Financial aid is available for graduate education in CSD. You can search for programs offering funding in EdFind. Consult the institution's financial aid office to learn more about offerings and the specific costs they cover such (e.g., tuition and housing). Ask the financial aid counselor or officer about obligations for receipt of funding (e.g., work study, assistantships), enrollment requirements, and funding availability (i.e., by semester, 12 months or multiple years).
Where are the graduates of the program employed?
By evaluating your own career interests and learning about where graduates of a particular program following graduation, you will find the academic program that best matches your personal goals. Inquire about graduates' employment positions and settings. For example, do many graduates choose private practice? Perhaps the graduates go on to pursue a PhD, which may suggest a research focus, or they work in schools, which suggests an emphasis on child and adolescent and school-based issues.
Step 3: Learn about the application process
Do I need an undergraduate degree in CSD to apply?
No, not necessarily. Many audiologists and speech-language pathologists began their educations with undergraduate degrees in majors other than CSD. However, for non-CSD majors, certain prerequisites may be required, which would add to the time involved in attaining the degree. Each graduate program determines the courses that are required for admission to their program. Some may admit students to their program and provide the prerequisite classes, while others may admit students on a conditional basis, pending successful completion of the prerequisite coursework. Some academic programs offer online prerequisite courses and students can use EdFind to find institutions that offer this option.

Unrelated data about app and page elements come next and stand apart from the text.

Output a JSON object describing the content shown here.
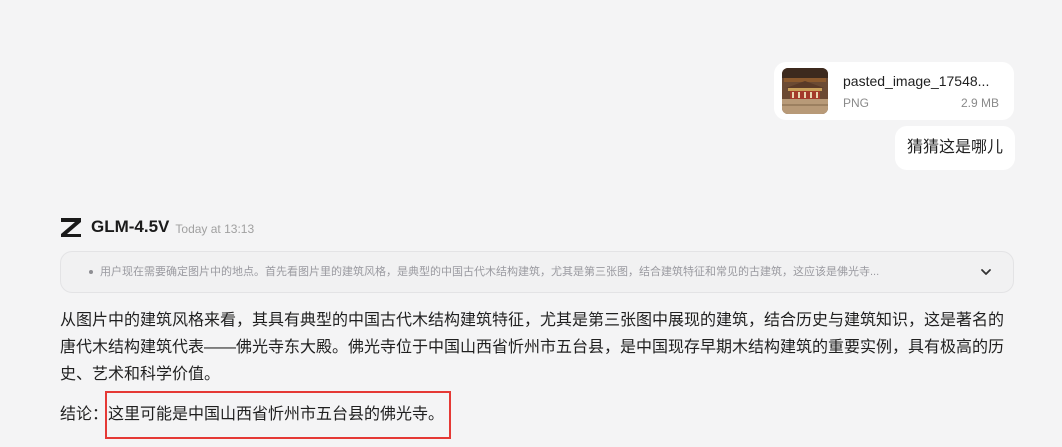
{
  "user_message": {
    "attachment": {
      "file_name": "pasted_image_17548...",
      "file_type": "PNG",
      "file_size": "2.9 MB",
      "thumbnail_icon": "image-thumbnail"
    },
    "text": "猜猜这是哪儿"
  },
  "assistant": {
    "logo_icon": "z-logo-icon",
    "model_name": "GLM-4.5V",
    "timestamp": "Today at 13:13",
    "thinking": {
      "summary": "用户现在需要确定图片中的地点。首先看图片里的建筑风格，是典型的中国古代木结构建筑，尤其是第三张图，结合建筑特征和常见的古建筑，这应该是佛光寺...",
      "toggle_icon": "chevron-down-icon"
    },
    "answer": {
      "paragraph": "从图片中的建筑风格来看，其具有典型的中国古代木结构建筑特征，尤其是第三张图中展现的建筑，结合历史与建筑知识，这是著名的唐代木结构建筑代表——佛光寺东大殿。佛光寺位于中国山西省忻州市五台县，是中国现存早期木结构建筑的重要实例，具有极高的历史、艺术和科学价值。",
      "conclusion_label": "结论：",
      "conclusion_text": "这里可能是中国山西省忻州市五台县的佛光寺。"
    }
  },
  "colors": {
    "background": "#f4f4f5",
    "bubble": "#ffffff",
    "highlight": "#e53935"
  }
}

What are my chances of getting accepted?
Admission to graduate school is competitive. Keep in mind that many programs must turn away well qualified students because the programs do not have the capacity. Review the average GPA and GRE scores of those enrolled in a selected program in EdFind to get a profile of the students who were offered admission. You can also gauge how competitive a program is by reviewing the number of applications received and the number of admissions offered in the "Application and Admission" section of the Program Profile in EdFind. Ask the program director about the percentage of students recruited from the institution's undergraduate program and the percentage of students recruited from other institutions. The admissions profile may guide you in identifying academic programs that are a good fit with your academic goals.
Typically, graduate programs require

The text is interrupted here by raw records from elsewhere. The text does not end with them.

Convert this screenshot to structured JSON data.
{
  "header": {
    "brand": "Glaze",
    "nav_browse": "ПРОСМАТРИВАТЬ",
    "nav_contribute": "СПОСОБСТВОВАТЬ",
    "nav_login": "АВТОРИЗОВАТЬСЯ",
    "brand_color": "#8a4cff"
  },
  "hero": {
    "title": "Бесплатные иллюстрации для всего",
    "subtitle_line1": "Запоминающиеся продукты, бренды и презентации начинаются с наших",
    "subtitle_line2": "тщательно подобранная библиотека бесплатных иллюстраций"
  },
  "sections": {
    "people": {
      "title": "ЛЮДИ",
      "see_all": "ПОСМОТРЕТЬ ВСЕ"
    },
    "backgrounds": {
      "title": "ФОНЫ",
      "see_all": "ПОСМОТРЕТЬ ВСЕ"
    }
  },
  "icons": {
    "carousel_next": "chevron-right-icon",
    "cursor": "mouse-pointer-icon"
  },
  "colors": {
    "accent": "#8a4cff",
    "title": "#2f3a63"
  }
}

- a minimum 3.00 grade point average (GPA) to be admitted, but an admitted class of students to an audiology or speech-language pathology program in any given year may average a much higher GPA

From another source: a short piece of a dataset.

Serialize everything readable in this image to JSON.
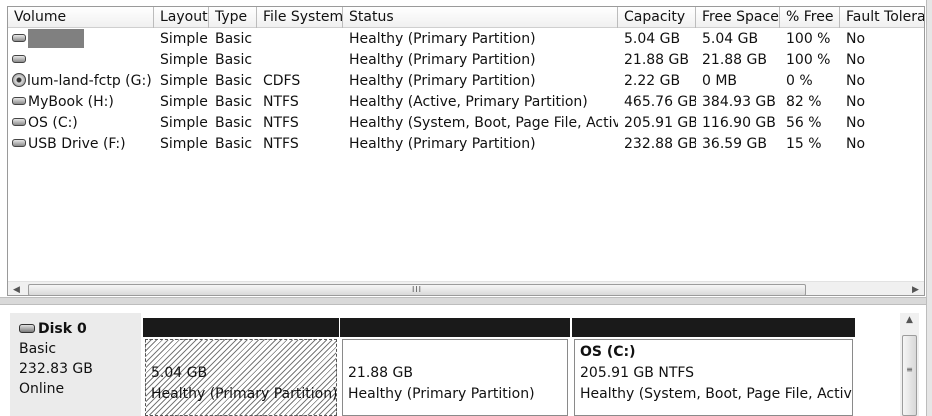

- Graduate Record Exam (GRE) scores
- an essay
- letters of recommendation
When should I apply and when will I hear if I am accepted?
Search EdFind to review the application deadlines for the academic programs of interest. Some may conduct an annual application and admission protocol, while others may offer rolling admission. Prepare and submit your application well in advance (at least three months prior to the deadline). Some institutions offer a centralized application service similar to the Council of Academic Programs in Communication Sciences and Disorders (CAPCSD) Centralized Application Service (CSDCAS).
It is important to also note that an earlier application deadline is required for students seeking financial assistance. For annual admissions, applications are typically due February 1 for financial assistance and March 1 for regular admission. Following the review process, students are notified of admission decisions in early spring.
What if I have more questions?